The EU decision to delay Turkey's membership talks is a clear rebuff to the US, which campaigned long and hard for an early date, and a sobering reminder to Britain of the irresistible strength of France and Germany when they work together.
As Turkish officials and the media slammed the "prejudice" shown by the Copenhagen summiteers, Europeans were expressing irritation at the massive pressure from Washington on behalf of its NATO ally.
Faced with new signs of EU-US tension, Tony Blair put on a brave face, insisting that Turkish membership talks would follow automatically from the review of progress on human rights in December 2004, and that the decision had to be seen in the perspective of 40 years.
But there was no disguising Britain's unease that its instinctively Atlanticist position had lost to the more European-centered approach of Jacques Chirac and Gerhard Schröder. France and Germany, in the latest in a series of joint policy initiatives that have worried Britain, suggested that the talks should begin in 2005 after a review in 2004. Turkey wanted 2003.

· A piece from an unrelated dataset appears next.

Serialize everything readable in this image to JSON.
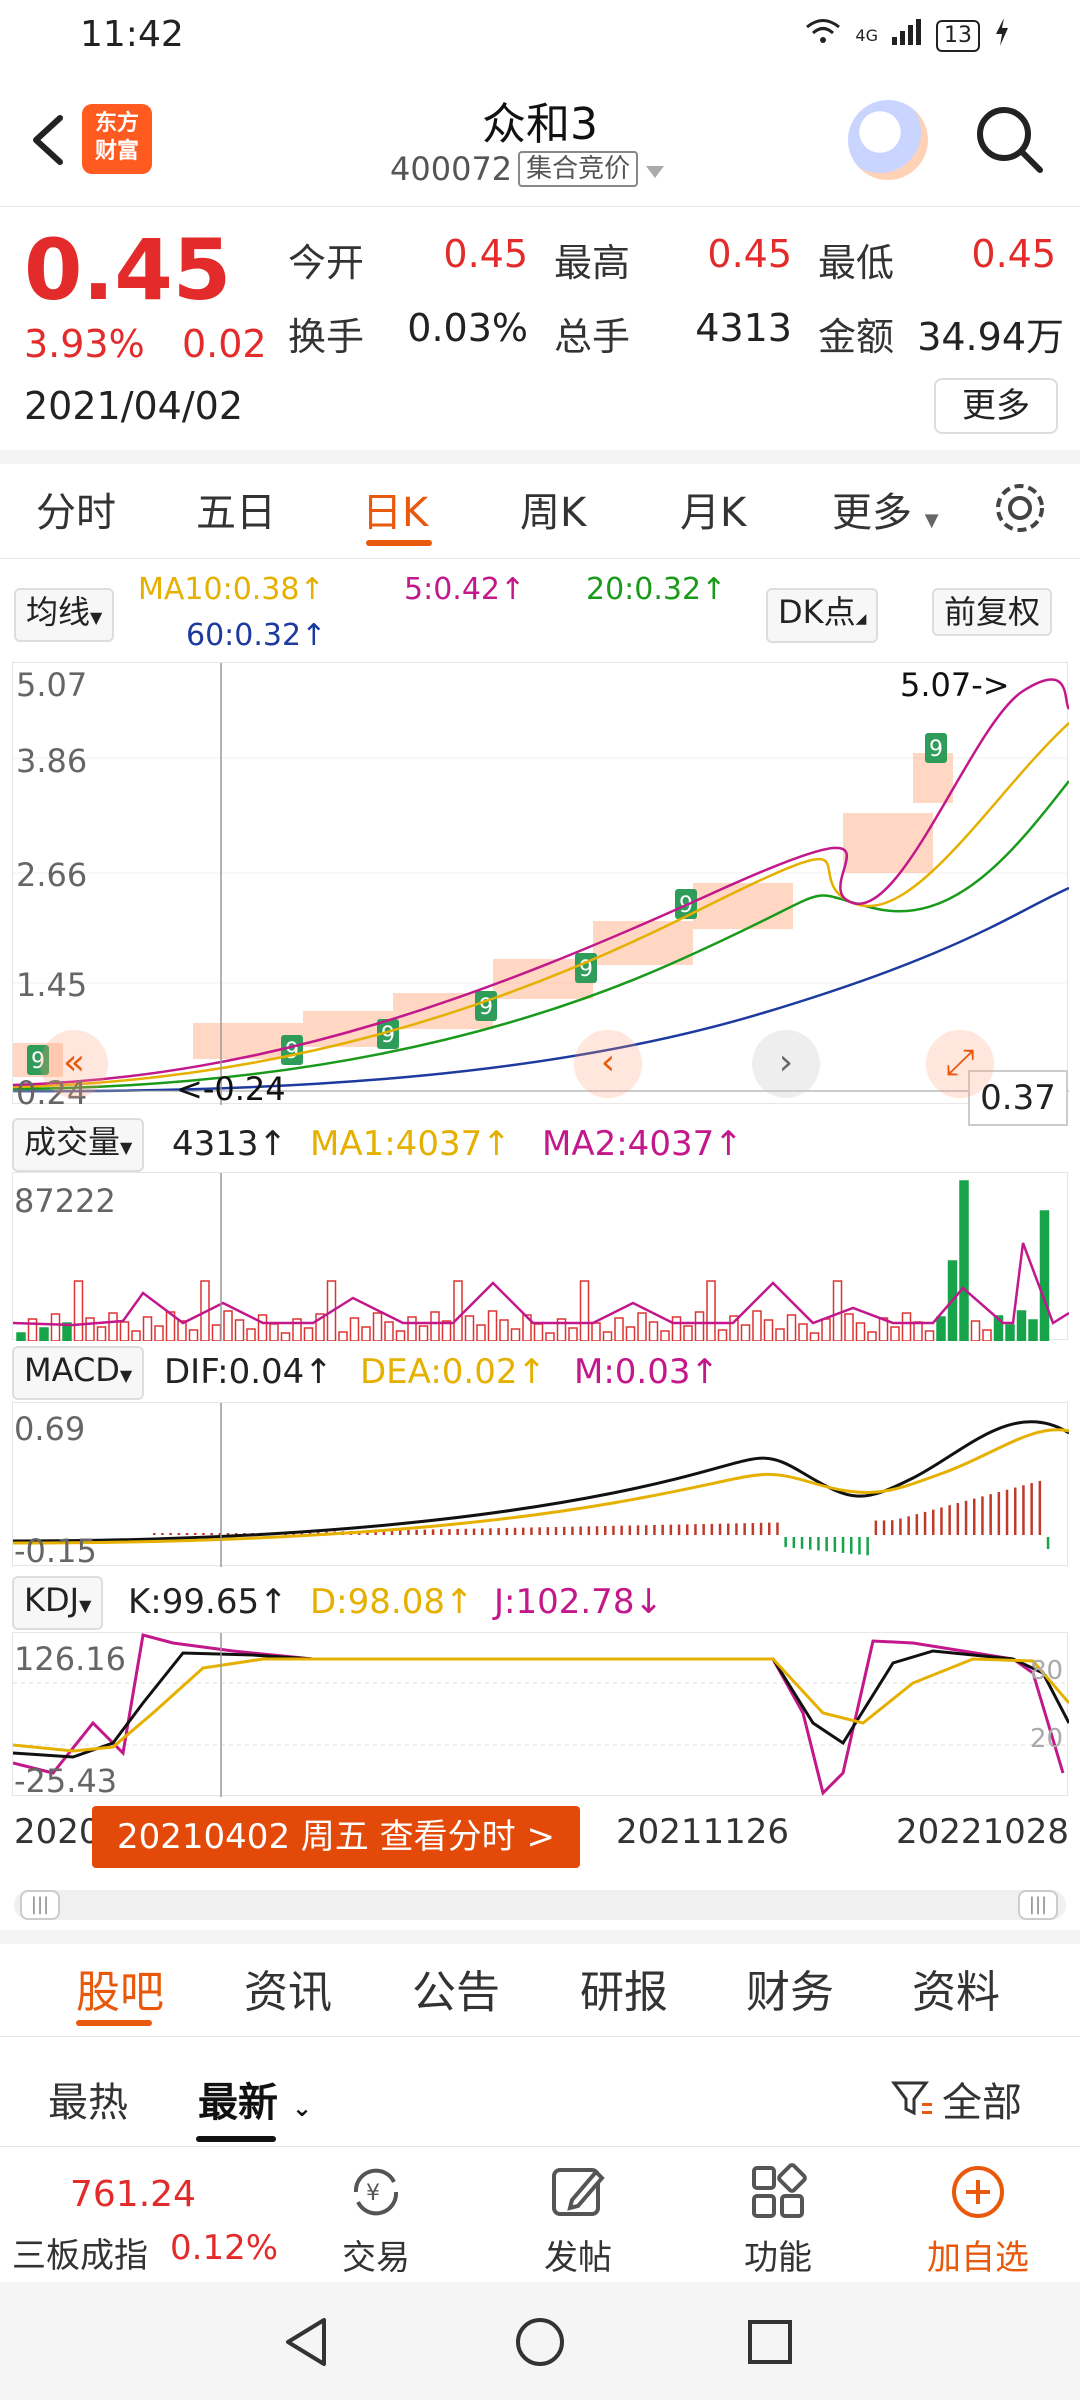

Colin Powell, the US secretary of state, wrote this week to Joschka Fischer, his German counterpart, telling him the offer was just not good enough. Mr Blair, Mr Bush's closest EU ally on Iraq, said as the summit began that 2005 was "too late" to launch negotiations. Hours later the leaders endorsed the Danish compromise under which a review would take place in December 2004. No date for actual talks was promised.
Britain was not alone in wanting a better outcome for the new reformist government in Ankara. Pro-American Spain and Italy were enthusiastic, as was Greece, which believes that its often difficult relations with its Aegean neighbor will be easier to manage with Turkey safely inside the EU.
But Mr Chirac and Mr Schröder both lead parties which are hostile to the idea of EU membership for 68 million Muslims.
"What the Americans fail to understand is the difference between a military alliance like NATO and the EU," a senior official said. "What we have to do is to persuade European consumers that they should be happy to have a Turkish head of the food standards agency. The EU is not about foreign policy but domestic issues."
Pascal Lamy, the French trade commissioner, said: "It's classic US diplomacy to want to put Turkey in Europe. The further the boundaries of Europe extend, the better US interests are served. Can you imagine the reaction if we told the Americans they had to enlarge into Mexico?"
© Guardian Newspapers Limited 2002